Source records:
Segment Open

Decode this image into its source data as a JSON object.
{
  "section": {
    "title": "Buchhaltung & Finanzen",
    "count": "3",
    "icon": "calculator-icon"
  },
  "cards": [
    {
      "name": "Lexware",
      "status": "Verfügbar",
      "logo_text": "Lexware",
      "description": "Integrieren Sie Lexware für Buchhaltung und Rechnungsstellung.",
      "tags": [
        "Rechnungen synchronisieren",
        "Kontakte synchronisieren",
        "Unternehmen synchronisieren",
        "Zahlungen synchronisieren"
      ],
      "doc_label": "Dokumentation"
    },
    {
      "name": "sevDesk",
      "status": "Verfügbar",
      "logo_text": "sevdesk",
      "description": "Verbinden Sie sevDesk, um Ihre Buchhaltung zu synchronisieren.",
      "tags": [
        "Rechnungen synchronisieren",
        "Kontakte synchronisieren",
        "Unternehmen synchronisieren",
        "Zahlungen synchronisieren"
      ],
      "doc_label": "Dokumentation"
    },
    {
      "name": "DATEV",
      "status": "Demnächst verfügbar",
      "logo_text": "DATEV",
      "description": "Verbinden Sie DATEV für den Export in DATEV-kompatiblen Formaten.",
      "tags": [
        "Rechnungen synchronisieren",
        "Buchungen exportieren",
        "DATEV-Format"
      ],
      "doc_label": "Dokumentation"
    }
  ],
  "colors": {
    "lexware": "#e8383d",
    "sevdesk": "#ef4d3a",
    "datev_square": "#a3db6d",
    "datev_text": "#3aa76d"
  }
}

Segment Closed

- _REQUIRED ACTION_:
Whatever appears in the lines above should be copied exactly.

- _TASK SOLUTION_:
Decode this image into its source data as a JSON object.
{
  "section": {
    "title": "Buchhaltung & Finanzen",
    "count": "3",
    "icon": "calculator-icon"
  },
  "cards": [
    {
      "name": "Lexware",
      "status": "Verfügbar",
      "logo_text": "Lexware",
      "description": "Integrieren Sie Lexware für Buchhaltung und Rechnungsstellung.",
      "tags": [
        "Rechnungen synchronisieren",
        "Kontakte synchronisieren",
        "Unternehmen synchronisieren",
        "Zahlungen synchronisieren"
      ],
      "doc_label": "Dokumentation"
    },
    {
      "name": "sevDesk",
      "status": "Verfügbar",
      "logo_text": "sevdesk",
      "description": "Verbinden Sie sevDesk, um Ihre Buchhaltung zu synchronisieren.",
      "tags": [
        "Rechnungen synchronisieren",
        "Kontakte synchronisieren",
        "Unternehmen synchronisieren",
        "Zahlungen synchronisieren"
      ],
      "doc_label": "Dokumentation"
    },
    {
      "name": "DATEV",
      "status": "Demnächst verfügbar",
      "logo_text": "DATEV",
      "description": "Verbinden Sie DATEV für den Export in DATEV-kompatiblen Formaten.",
      "tags": [
        "Rechnungen synchronisieren",
        "Buchungen exportieren",
        "DATEV-Format"
      ],
      "doc_label": "Dokumentation"
    }
  ],
  "colors": {
    "lexware": "#e8383d",
    "sevdesk": "#ef4d3a",
    "datev_square": "#a3db6d",
    "datev_text": "#3aa76d"
  }
}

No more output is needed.